Faith as defined as “confident belief in the trustworthiness of a person”. We knew Fr. Tom for many years and had faith in his ability to love, care, and counsel the people involved.
Faith as defined as “belief that does not rest on logical proof or material evidence.” Disturbing anecdotes and television drama seemed foreign and irrelevant, and our faith in the integrity of this birth mother more than compensated for any lack of concrete proof or evidence that the child was ours to keep.
Of course, sometimes we look for, and benefit from, signs that confirm and reinforce our faith.
In this case, this sign came in the form of a letter from the birthmother written prior to the actual birth. It was a multi-page handwritten note on pink stationary. It was her story of love and concern for the baby’s welfare.
She gave us the sense that she had cared deeply and unconditionally for the child in its early stage of development. Her letter conveyed her hopes and dreams for her child, her deep desire for a loving, faithful mother and father to be a part of the child’s life. It painted a picture of one who makes caring, thoughtful, intelligent choices. She did not specify if she ate correctly or didn’t smoke or drink, but it was clear she loved this child from the start and would do whatever necessary and right to ensure the best for him.
So our life as a family began. We relied on our faith in God, in Fr. Tom, in this birth mother, and in the intangibles with us as this child grew and as we grew as parents.

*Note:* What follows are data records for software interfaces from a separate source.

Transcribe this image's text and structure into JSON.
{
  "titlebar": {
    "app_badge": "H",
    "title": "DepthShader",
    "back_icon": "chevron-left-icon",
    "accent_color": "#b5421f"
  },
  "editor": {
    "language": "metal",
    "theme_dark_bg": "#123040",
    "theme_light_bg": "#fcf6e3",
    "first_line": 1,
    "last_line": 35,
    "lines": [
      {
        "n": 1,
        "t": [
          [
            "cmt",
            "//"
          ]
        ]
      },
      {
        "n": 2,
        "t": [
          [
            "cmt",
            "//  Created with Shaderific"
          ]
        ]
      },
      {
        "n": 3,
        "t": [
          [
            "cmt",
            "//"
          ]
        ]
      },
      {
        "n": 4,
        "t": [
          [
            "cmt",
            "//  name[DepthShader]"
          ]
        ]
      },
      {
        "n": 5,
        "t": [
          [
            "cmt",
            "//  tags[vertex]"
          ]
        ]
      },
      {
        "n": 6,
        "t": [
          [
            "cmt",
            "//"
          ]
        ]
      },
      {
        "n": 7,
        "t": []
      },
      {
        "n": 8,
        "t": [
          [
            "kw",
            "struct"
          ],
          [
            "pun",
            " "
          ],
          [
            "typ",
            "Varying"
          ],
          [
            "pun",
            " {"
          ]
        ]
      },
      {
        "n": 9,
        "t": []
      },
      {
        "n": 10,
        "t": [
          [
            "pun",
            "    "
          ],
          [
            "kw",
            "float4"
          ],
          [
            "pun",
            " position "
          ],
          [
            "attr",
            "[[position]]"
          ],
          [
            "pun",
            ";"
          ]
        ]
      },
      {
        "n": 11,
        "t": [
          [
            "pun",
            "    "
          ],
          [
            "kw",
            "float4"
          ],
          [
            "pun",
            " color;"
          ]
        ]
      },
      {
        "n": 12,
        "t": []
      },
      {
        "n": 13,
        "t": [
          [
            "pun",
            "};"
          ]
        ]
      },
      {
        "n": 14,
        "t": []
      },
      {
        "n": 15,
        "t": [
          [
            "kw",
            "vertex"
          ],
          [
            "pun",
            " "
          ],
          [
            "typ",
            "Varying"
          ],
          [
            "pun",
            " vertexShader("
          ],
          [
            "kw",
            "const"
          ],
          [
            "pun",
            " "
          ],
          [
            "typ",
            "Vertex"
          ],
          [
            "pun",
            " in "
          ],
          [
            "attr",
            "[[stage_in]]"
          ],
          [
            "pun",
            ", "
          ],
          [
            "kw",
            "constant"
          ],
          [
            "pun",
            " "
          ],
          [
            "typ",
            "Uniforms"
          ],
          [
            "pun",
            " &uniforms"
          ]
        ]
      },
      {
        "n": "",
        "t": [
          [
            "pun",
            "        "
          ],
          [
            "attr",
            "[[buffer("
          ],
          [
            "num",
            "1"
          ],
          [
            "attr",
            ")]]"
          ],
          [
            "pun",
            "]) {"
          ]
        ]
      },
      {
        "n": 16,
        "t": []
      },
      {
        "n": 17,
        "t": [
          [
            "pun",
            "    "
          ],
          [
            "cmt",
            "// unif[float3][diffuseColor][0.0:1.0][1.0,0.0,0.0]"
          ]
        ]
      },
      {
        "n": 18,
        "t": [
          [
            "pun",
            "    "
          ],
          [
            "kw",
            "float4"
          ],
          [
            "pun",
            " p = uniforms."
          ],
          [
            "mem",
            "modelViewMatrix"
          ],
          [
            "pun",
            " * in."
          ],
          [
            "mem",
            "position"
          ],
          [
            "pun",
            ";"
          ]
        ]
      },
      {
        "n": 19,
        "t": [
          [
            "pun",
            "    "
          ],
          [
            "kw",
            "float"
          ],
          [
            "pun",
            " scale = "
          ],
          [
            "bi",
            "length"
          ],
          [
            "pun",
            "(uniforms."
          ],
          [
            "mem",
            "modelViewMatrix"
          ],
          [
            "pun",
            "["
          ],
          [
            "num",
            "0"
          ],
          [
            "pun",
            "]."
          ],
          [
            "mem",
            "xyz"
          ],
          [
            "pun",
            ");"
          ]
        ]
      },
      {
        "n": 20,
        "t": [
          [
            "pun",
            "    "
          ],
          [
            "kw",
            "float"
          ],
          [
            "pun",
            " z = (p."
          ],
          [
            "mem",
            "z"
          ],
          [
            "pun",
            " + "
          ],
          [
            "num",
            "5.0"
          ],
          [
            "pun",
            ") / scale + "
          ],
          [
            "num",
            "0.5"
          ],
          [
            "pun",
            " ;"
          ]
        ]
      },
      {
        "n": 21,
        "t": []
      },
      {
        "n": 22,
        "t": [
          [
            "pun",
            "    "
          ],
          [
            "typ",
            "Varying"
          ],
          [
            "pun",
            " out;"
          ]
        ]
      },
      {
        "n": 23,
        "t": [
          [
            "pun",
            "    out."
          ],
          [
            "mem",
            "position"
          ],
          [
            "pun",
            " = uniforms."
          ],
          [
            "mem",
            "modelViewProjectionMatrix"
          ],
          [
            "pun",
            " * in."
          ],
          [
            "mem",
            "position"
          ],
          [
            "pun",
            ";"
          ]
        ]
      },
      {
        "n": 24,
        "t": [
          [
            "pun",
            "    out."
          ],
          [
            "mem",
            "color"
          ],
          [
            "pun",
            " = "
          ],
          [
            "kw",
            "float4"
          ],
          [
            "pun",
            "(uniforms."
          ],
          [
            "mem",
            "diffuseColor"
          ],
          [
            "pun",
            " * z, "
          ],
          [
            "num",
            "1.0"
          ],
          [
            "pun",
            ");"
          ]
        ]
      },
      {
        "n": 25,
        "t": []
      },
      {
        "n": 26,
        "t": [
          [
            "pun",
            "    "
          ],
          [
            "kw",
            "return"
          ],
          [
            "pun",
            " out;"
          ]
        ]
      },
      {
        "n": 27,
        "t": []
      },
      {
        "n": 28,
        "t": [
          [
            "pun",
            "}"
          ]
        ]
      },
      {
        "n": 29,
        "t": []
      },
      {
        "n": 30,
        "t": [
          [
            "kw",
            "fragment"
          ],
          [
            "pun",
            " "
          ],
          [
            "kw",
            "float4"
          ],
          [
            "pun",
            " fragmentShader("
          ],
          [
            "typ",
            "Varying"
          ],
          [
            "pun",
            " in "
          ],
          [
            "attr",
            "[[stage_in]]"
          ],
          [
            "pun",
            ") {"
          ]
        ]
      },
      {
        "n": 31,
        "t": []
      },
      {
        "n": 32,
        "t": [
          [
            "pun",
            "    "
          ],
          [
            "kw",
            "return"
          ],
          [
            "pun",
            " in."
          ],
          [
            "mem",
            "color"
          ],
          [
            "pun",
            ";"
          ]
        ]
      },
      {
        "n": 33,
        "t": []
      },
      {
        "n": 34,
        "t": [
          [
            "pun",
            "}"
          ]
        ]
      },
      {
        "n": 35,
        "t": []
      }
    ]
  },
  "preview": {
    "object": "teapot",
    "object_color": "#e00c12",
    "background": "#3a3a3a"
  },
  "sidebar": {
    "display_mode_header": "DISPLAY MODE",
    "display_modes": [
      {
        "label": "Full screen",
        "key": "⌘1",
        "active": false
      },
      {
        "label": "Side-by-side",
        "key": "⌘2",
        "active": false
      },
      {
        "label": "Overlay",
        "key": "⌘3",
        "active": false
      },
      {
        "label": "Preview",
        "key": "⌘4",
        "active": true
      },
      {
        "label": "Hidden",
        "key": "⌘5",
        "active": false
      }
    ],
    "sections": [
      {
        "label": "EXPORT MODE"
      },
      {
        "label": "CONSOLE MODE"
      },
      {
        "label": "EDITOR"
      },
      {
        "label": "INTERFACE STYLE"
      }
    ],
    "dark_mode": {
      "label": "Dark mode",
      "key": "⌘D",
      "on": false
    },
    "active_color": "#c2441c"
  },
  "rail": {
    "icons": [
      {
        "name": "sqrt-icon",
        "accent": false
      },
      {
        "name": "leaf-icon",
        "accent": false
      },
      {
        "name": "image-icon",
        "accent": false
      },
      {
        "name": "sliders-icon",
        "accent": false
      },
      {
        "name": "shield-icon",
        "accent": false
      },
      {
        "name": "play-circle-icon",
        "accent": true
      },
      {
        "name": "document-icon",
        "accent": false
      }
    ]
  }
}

Our family continued to grow with 2 pregnancies. Three hundred and sixty days later, Jamey’s little sister was born. Eight days later, on January 12, 1982, we received the final papers for Jamey’s adoption. Four years later, Jamey and his sister were joined by a little brother, my last pregnancy. Altogether, no other path to family could have been sweeter.
As for our promise to the birthmother: This Jamey has been raised by two parents in a loving, faith-filled Catholic environment, faith that was strengthened when he entered our world.
All of our children always knew that babies come into families in one of two ways: They could be adopted, or they could come from a mother’s “tummy.” It was a matter of fact. Either entry into a family was special and magical.
Over the years, Fr. Tom provided a conduit for us to let Jamey’s birthmother know of his and his family’s growth and development, and for her to give Jamey a chance to know the one whose choice gave him life. The first contact in letter form came from the birthmother when Jamey was about 13 years old. A few letters were exchanged between her and us. But when Jamey turned 18 a personal note and small gift came for him and us. Once again we informed him of her willingness to make contact; however we couldn’t know if or when Jamey would decide to close the distance between him and his birthmother. But we were ever thankful that he had that chance available.
Twenty-eight years ago, we could only hope that one day God would bless us with a child. As that hope was fulfilled through the love of Jamey’s birthmother, faith made easy work of the changes and uncertainties that accompanied our transition to a growing family. The chance to experience the simple, pure, unconditional love of a parent for a child was one of the best gifts we’ve ever been given, and it continues to be a blessing for us today.
We are pleased that Jamey and his birthmother have gotten in touch with one another. We’ve watched that tender process with wonder and appreciation, much as one might marvel at witnessing a birth, or any new and special relationship involving a loved one. We have given our lives to fulfilling a promise, and along the way have come to know a love that surpasses all understanding.
All thanks to a little faith.